Task requirements:
Below are the records. State how many of their lines contain "riêng", with nothing else.

Exercise materials:

§

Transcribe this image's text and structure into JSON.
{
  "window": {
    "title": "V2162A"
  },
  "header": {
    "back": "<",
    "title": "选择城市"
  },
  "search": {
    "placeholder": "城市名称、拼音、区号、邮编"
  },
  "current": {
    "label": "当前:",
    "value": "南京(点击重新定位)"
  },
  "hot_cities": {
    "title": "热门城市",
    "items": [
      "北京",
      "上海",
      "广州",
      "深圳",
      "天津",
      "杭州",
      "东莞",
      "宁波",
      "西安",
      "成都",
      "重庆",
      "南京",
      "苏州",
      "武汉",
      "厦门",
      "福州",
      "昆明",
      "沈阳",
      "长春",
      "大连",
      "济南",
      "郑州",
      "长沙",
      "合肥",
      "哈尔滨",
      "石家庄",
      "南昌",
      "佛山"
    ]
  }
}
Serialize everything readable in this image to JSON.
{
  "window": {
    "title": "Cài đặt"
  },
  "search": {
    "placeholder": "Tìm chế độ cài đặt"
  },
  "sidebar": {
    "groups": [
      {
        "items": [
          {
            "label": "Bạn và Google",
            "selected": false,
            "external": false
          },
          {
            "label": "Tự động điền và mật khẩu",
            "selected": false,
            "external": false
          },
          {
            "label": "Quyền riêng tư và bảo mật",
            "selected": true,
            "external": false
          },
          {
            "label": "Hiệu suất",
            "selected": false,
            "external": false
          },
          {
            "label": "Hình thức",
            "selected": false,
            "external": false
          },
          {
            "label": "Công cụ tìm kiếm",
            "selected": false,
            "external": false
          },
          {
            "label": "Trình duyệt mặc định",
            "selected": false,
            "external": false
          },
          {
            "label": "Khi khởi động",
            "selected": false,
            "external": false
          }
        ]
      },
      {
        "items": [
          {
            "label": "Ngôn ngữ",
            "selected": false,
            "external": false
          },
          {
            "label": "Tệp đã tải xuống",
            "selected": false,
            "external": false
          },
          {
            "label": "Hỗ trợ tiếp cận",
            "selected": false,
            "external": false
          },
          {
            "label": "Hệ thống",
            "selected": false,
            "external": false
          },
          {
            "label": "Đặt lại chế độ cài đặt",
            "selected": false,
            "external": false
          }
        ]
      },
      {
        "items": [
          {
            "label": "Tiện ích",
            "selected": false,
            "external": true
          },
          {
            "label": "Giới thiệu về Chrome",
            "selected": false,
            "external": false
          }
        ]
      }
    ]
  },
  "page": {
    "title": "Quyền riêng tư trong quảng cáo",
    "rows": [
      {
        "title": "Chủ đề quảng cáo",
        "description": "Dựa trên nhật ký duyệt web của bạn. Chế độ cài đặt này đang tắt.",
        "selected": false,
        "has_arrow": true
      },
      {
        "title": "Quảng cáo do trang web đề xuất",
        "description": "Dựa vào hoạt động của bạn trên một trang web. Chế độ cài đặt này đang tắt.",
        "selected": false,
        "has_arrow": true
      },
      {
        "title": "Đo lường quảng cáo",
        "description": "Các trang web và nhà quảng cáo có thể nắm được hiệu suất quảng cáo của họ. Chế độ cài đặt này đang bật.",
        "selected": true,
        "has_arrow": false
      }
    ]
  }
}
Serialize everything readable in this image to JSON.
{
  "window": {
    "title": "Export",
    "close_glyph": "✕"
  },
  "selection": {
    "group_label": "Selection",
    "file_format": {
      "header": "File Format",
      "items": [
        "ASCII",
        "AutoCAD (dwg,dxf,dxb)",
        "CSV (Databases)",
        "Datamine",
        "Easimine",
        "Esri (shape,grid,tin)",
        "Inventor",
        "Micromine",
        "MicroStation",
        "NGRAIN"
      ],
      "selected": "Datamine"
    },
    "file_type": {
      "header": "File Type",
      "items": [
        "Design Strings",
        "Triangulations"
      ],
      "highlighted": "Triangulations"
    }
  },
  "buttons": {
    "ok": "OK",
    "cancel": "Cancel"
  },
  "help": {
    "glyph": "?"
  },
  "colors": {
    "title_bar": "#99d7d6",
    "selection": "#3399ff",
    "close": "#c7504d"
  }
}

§

Output for this task:
2